◆ **Task objective**:
Your reply must consist of the data below, reproduced character for character.

Stored items from a collection:
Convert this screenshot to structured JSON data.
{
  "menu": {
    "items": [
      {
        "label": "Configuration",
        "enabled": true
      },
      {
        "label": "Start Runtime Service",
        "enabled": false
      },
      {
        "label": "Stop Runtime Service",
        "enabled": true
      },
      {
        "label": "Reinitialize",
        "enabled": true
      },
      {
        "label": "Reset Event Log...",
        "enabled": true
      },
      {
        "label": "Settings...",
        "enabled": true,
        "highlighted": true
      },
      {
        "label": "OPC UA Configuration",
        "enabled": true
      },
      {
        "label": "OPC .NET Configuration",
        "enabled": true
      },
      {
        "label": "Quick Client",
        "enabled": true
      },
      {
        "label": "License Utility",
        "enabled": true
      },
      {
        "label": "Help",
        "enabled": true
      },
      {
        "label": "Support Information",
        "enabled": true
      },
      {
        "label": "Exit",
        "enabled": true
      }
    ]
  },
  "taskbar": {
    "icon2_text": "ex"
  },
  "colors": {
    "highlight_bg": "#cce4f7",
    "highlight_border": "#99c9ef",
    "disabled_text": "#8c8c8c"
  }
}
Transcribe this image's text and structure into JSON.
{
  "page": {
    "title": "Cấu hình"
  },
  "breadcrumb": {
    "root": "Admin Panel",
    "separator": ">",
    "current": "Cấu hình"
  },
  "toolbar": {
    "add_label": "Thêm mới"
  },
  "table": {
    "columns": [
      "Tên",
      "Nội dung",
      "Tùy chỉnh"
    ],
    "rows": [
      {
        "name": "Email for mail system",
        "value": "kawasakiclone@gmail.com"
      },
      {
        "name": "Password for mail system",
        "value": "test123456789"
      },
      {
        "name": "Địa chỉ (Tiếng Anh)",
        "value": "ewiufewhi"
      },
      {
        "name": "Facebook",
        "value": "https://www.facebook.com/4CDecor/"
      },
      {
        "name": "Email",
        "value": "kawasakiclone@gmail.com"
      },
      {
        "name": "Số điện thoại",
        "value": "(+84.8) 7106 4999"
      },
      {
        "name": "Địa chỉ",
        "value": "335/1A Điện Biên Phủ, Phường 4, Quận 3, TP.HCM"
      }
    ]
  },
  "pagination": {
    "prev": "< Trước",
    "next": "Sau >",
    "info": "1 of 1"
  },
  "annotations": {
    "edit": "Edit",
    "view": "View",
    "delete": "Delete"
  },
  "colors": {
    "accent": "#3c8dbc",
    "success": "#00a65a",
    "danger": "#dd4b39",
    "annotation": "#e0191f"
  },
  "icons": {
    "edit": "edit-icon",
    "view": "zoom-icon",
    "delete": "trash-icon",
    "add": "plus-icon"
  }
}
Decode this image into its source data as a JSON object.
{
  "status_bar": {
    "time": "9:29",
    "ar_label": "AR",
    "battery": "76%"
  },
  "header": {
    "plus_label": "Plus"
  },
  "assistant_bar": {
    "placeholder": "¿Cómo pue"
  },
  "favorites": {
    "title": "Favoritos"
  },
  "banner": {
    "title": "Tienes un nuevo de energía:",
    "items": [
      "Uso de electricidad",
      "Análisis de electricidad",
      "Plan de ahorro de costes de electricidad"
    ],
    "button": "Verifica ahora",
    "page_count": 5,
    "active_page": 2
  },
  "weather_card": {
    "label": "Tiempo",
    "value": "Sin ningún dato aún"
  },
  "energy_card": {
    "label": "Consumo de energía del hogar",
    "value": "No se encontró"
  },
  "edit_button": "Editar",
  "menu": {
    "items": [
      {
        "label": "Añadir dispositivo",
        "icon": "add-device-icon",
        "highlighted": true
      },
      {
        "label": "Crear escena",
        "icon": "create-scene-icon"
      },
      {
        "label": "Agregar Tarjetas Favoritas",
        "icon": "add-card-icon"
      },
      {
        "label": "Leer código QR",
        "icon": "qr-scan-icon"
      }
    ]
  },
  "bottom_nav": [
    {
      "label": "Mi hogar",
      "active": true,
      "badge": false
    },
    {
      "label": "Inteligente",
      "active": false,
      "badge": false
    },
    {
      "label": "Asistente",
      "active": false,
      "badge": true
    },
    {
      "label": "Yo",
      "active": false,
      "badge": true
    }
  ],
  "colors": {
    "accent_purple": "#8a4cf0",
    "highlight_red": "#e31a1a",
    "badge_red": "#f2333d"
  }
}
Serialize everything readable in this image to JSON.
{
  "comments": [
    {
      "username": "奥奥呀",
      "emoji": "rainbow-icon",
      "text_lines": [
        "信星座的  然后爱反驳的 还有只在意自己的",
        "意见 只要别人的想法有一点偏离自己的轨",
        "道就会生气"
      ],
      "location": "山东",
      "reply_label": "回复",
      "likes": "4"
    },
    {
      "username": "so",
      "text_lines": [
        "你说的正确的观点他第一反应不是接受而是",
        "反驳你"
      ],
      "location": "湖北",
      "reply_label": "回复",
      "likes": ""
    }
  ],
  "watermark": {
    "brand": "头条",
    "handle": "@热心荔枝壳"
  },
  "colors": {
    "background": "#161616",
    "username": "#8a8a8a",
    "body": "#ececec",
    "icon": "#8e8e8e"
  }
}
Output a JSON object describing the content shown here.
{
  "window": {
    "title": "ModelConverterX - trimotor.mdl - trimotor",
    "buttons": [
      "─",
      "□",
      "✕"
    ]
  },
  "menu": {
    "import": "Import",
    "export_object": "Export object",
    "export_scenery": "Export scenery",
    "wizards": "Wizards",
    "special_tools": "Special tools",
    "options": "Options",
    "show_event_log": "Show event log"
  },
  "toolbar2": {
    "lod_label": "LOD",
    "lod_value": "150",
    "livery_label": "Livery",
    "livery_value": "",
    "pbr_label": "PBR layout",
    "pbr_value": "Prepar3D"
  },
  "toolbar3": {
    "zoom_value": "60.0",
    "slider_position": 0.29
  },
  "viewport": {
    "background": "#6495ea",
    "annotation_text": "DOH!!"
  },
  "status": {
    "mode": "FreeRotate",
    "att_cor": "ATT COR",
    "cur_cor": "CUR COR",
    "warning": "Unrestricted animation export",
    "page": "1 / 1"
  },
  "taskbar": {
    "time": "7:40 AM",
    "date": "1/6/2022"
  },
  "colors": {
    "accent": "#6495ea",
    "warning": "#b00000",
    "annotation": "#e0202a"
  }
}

◆ **Answer to the problem**:
Convert this screenshot to structured JSON data.
{
  "menu": {
    "items": [
      {
        "label": "Configuration",
        "enabled": true
      },
      {
        "label": "Start Runtime Service",
        "enabled": false
      },
      {
        "label": "Stop Runtime Service",
        "enabled": true
      },
      {
        "label": "Reinitialize",
        "enabled": true
      },
      {
        "label": "Reset Event Log...",
        "enabled": true
      },
      {
        "label": "Settings...",
        "enabled": true,
        "highlighted": true
      },
      {
        "label": "OPC UA Configuration",
        "enabled": true
      },
      {
        "label": "OPC .NET Configuration",
        "enabled": true
      },
      {
        "label": "Quick Client",
        "enabled": true
      },
      {
        "label": "License Utility",
        "enabled": true
      },
      {
        "label": "Help",
        "enabled": true
      },
      {
        "label": "Support Information",
        "enabled": true
      },
      {
        "label": "Exit",
        "enabled": true
      }
    ]
  },
  "taskbar": {
    "icon2_text": "ex"
  },
  "colors": {
    "highlight_bg": "#cce4f7",
    "highlight_border": "#99c9ef",
    "disabled_text": "#8c8c8c"
  }
}
Transcribe this image's text and structure into JSON.
{
  "page": {
    "title": "Cấu hình"
  },
  "breadcrumb": {
    "root": "Admin Panel",
    "separator": ">",
    "current": "Cấu hình"
  },
  "toolbar": {
    "add_label": "Thêm mới"
  },
  "table": {
    "columns": [
      "Tên",
      "Nội dung",
      "Tùy chỉnh"
    ],
    "rows": [
      {
        "name": "Email for mail system",
        "value": "kawasakiclone@gmail.com"
      },
      {
        "name": "Password for mail system",
        "value": "test123456789"
      },
      {
        "name": "Địa chỉ (Tiếng Anh)",
        "value": "ewiufewhi"
      },
      {
        "name": "Facebook",
        "value": "https://www.facebook.com/4CDecor/"
      },
      {
        "name": "Email",
        "value": "kawasakiclone@gmail.com"
      },
      {
        "name": "Số điện thoại",
        "value": "(+84.8) 7106 4999"
      },
      {
        "name": "Địa chỉ",
        "value": "335/1A Điện Biên Phủ, Phường 4, Quận 3, TP.HCM"
      }
    ]
  },
  "pagination": {
    "prev": "< Trước",
    "next": "Sau >",
    "info": "1 of 1"
  },
  "annotations": {
    "edit": "Edit",
    "view": "View",
    "delete": "Delete"
  },
  "colors": {
    "accent": "#3c8dbc",
    "success": "#00a65a",
    "danger": "#dd4b39",
    "annotation": "#e0191f"
  },
  "icons": {
    "edit": "edit-icon",
    "view": "zoom-icon",
    "delete": "trash-icon",
    "add": "plus-icon"
  }
}
Decode this image into its source data as a JSON object.
{
  "status_bar": {
    "time": "9:29",
    "ar_label": "AR",
    "battery": "76%"
  },
  "header": {
    "plus_label": "Plus"
  },
  "assistant_bar": {
    "placeholder": "¿Cómo pue"
  },
  "favorites": {
    "title": "Favoritos"
  },
  "banner": {
    "title": "Tienes un nuevo de energía:",
    "items": [
      "Uso de electricidad",
      "Análisis de electricidad",
      "Plan de ahorro de costes de electricidad"
    ],
    "button": "Verifica ahora",
    "page_count": 5,
    "active_page": 2
  },
  "weather_card": {
    "label": "Tiempo",
    "value": "Sin ningún dato aún"
  },
  "energy_card": {
    "label": "Consumo de energía del hogar",
    "value": "No se encontró"
  },
  "edit_button": "Editar",
  "menu": {
    "items": [
      {
        "label": "Añadir dispositivo",
        "icon": "add-device-icon",
        "highlighted": true
      },
      {
        "label": "Crear escena",
        "icon": "create-scene-icon"
      },
      {
        "label": "Agregar Tarjetas Favoritas",
        "icon": "add-card-icon"
      },
      {
        "label": "Leer código QR",
        "icon": "qr-scan-icon"
      }
    ]
  },
  "bottom_nav": [
    {
      "label": "Mi hogar",
      "active": true,
      "badge": false
    },
    {
      "label": "Inteligente",
      "active": false,
      "badge": false
    },
    {
      "label": "Asistente",
      "active": false,
      "badge": true
    },
    {
      "label": "Yo",
      "active": false,
      "badge": true
    }
  ],
  "colors": {
    "accent_purple": "#8a4cf0",
    "highlight_red": "#e31a1a",
    "badge_red": "#f2333d"
  }
}
Serialize everything readable in this image to JSON.
{
  "comments": [
    {
      "username": "奥奥呀",
      "emoji": "rainbow-icon",
      "text_lines": [
        "信星座的  然后爱反驳的 还有只在意自己的",
        "意见 只要别人的想法有一点偏离自己的轨",
        "道就会生气"
      ],
      "location": "山东",
      "reply_label": "回复",
      "likes": "4"
    },
    {
      "username": "so",
      "text_lines": [
        "你说的正确的观点他第一反应不是接受而是",
        "反驳你"
      ],
      "location": "湖北",
      "reply_label": "回复",
      "likes": ""
    }
  ],
  "watermark": {
    "brand": "头条",
    "handle": "@热心荔枝壳"
  },
  "colors": {
    "background": "#161616",
    "username": "#8a8a8a",
    "body": "#ececec",
    "icon": "#8e8e8e"
  }
}
Output a JSON object describing the content shown here.
{
  "window": {
    "title": "ModelConverterX - trimotor.mdl - trimotor",
    "buttons": [
      "─",
      "□",
      "✕"
    ]
  },
  "menu": {
    "import": "Import",
    "export_object": "Export object",
    "export_scenery": "Export scenery",
    "wizards": "Wizards",
    "special_tools": "Special tools",
    "options": "Options",
    "show_event_log": "Show event log"
  },
  "toolbar2": {
    "lod_label": "LOD",
    "lod_value": "150",
    "livery_label": "Livery",
    "livery_value": "",
    "pbr_label": "PBR layout",
    "pbr_value": "Prepar3D"
  },
  "toolbar3": {
    "zoom_value": "60.0",
    "slider_position": 0.29
  },
  "viewport": {
    "background": "#6495ea",
    "annotation_text": "DOH!!"
  },
  "status": {
    "mode": "FreeRotate",
    "att_cor": "ATT COR",
    "cur_cor": "CUR COR",
    "warning": "Unrestricted animation export",
    "page": "1 / 1"
  },
  "taskbar": {
    "time": "7:40 AM",
    "date": "1/6/2022"
  },
  "colors": {
    "accent": "#6495ea",
    "warning": "#b00000",
    "annotation": "#e0202a"
  }
}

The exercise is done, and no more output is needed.